One day in physics class, as she was teaching a lesson on radio, the Superintendent arrived, and ten minutes into her lecture she realized she was teaching it wrong; she had to make an instant decision - continue on and correct herself after the superintendent left, or just say "That's all wrong."? She chose to say, "That's all wrong. This is what it should be.", but expected a negative reaction of some sort from the superintendent. She was amazed that after she had explained the whole situation to him and her concern that the students do well, he didn't scold her, but rather agreed to do some testing to make sure they were learning. She was relieved that the students did well on their final exam, with all eight getting over seventy percent and most of them over eighty percent. She was sure that good result was because they took such a personal responsibility and cooperated so well.
In the spring of 1946, she again had trouble with some of the boys, and again it was not in the classroom, but during their out of school hours. There was some vandalism occurred that involved coat hooks, and as principal, it became her problem to deal with it. She told the students that whoever had done it must come forward to admit their guilt and also replace the coat hooks.

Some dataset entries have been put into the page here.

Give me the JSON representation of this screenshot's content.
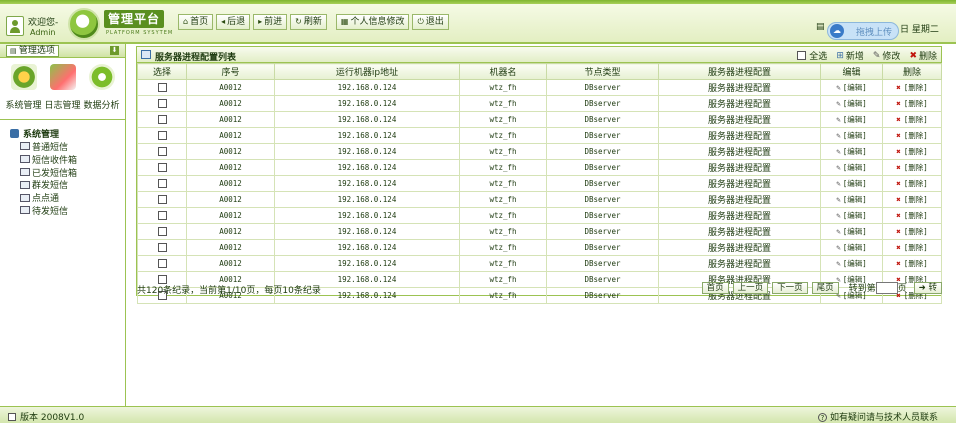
{
  "header": {
    "welcome": "欢迎您-",
    "username": "Admin",
    "logo_title": "管理平台",
    "logo_sub": "PLATFORM SYSYTEM",
    "nav": [
      {
        "icon": "home-icon",
        "glyph": "⌂",
        "label": "首页"
      },
      {
        "icon": "back-icon",
        "glyph": "◂",
        "label": "后退"
      },
      {
        "icon": "forward-icon",
        "glyph": "▸",
        "label": "前进"
      },
      {
        "icon": "refresh-icon",
        "glyph": "↻",
        "label": "刷新"
      },
      {
        "icon": "profile-icon",
        "glyph": "▦",
        "label": "个人信息修改"
      },
      {
        "icon": "logout-icon",
        "glyph": "⏻",
        "label": "退出"
      }
    ],
    "upload_label": "拖拽上传",
    "date_fragment": "日",
    "weekday": "星期二"
  },
  "sidebar": {
    "title": "管理选项",
    "modules": [
      {
        "label": "系统管理",
        "icon": "system-icon"
      },
      {
        "label": "日志管理",
        "icon": "log-icon"
      },
      {
        "label": "数据分析",
        "icon": "data-icon"
      }
    ],
    "tree_root": "系统管理",
    "tree_items": [
      "普通短信",
      "短信收件箱",
      "已发短信箱",
      "群发短信",
      "点点通",
      "待发短信"
    ]
  },
  "panel": {
    "title": "服务器进程配置列表",
    "tools": {
      "select_all": "全选",
      "add": "新增",
      "edit": "修改",
      "delete": "删除"
    },
    "columns": [
      "选择",
      "序号",
      "运行机器ip地址",
      "机器名",
      "节点类型",
      "服务器进程配置",
      "编辑",
      "删除"
    ],
    "rows": [
      {
        "id": "A0012",
        "ip": "192.168.0.124",
        "machine": "wtz_fh",
        "node_type": "DBserver",
        "config": "服务器进程配置",
        "edit": "[编辑]",
        "delete": "[删除]"
      },
      {
        "id": "A0012",
        "ip": "192.168.0.124",
        "machine": "wtz_fh",
        "node_type": "DBserver",
        "config": "服务器进程配置",
        "edit": "[编辑]",
        "delete": "[删除]"
      },
      {
        "id": "A0012",
        "ip": "192.168.0.124",
        "machine": "wtz_fh",
        "node_type": "DBserver",
        "config": "服务器进程配置",
        "edit": "[编辑]",
        "delete": "[删除]"
      },
      {
        "id": "A0012",
        "ip": "192.168.0.124",
        "machine": "wtz_fh",
        "node_type": "DBserver",
        "config": "服务器进程配置",
        "edit": "[编辑]",
        "delete": "[删除]"
      },
      {
        "id": "A0012",
        "ip": "192.168.0.124",
        "machine": "wtz_fh",
        "node_type": "DBserver",
        "config": "服务器进程配置",
        "edit": "[编辑]",
        "delete": "[删除]"
      },
      {
        "id": "A0012",
        "ip": "192.168.0.124",
        "machine": "wtz_fh",
        "node_type": "DBserver",
        "config": "服务器进程配置",
        "edit": "[编辑]",
        "delete": "[删除]"
      },
      {
        "id": "A0012",
        "ip": "192.168.0.124",
        "machine": "wtz_fh",
        "node_type": "DBserver",
        "config": "服务器进程配置",
        "edit": "[编辑]",
        "delete": "[删除]"
      },
      {
        "id": "A0012",
        "ip": "192.168.0.124",
        "machine": "wtz_fh",
        "node_type": "DBserver",
        "config": "服务器进程配置",
        "edit": "[编辑]",
        "delete": "[删除]"
      },
      {
        "id": "A0012",
        "ip": "192.168.0.124",
        "machine": "wtz_fh",
        "node_type": "DBserver",
        "config": "服务器进程配置",
        "edit": "[编辑]",
        "delete": "[删除]"
      },
      {
        "id": "A0012",
        "ip": "192.168.0.124",
        "machine": "wtz_fh",
        "node_type": "DBserver",
        "config": "服务器进程配置",
        "edit": "[编辑]",
        "delete": "[删除]"
      },
      {
        "id": "A0012",
        "ip": "192.168.0.124",
        "machine": "wtz_fh",
        "node_type": "DBserver",
        "config": "服务器进程配置",
        "edit": "[编辑]",
        "delete": "[删除]"
      },
      {
        "id": "A0012",
        "ip": "192.168.0.124",
        "machine": "wtz_fh",
        "node_type": "DBserver",
        "config": "服务器进程配置",
        "edit": "[编辑]",
        "delete": "[删除]"
      },
      {
        "id": "A0012",
        "ip": "192.168.0.124",
        "machine": "wtz_fh",
        "node_type": "DBserver",
        "config": "服务器进程配置",
        "edit": "[编辑]",
        "delete": "[删除]"
      },
      {
        "id": "A0012",
        "ip": "192.168.0.124",
        "machine": "wtz_fh",
        "node_type": "DBserver",
        "config": "服务器进程配置",
        "edit": "[编辑]",
        "delete": "[删除]"
      }
    ]
  },
  "pager": {
    "summary": "共120条纪录，当前第1/10页，每页10条纪录",
    "first": "首页",
    "prev": "上一页",
    "next": "下一页",
    "last": "尾页",
    "jump_label": "转到第",
    "page_unit": "页",
    "go": "➜ 转"
  },
  "footer": {
    "version": "版本 2008V1.0",
    "contact": "如有疑问请与技术人员联系"
  }
}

The hooks were replaced but no confession was forthcoming. She finally took the matter to the school board who cooperated fully with her although she suspects they thought she was too rigid. She was so upset by the whole incident that she didn't want to be principal anymore. It amuses her now that after that incident she said to some of her friends, "If I ever accept a job as principal again, anywhere, somebody needs to shoot me!" She resigned as principal, but agreed to stay on as teacher and vice- principal.
She didn't return to Wawota that fall as she had thought she would, because Radville Christian College opened and it was automatically assumed that she would be the teacher. She was, at that time, the only accredited high school teacher among churches of Christ in Western Canada. That's certainly not true today, which delights her greatly. She hated to leave Wawota, and probably nothing could have pried her away from there, other than the fulfillment of her lifelong dream of teaching in a Christian school.
Before we move to Radville though, let's go back to 1942 and Lillian's decision to take a leave of absence from teaching.
Published in The Old Paths Archive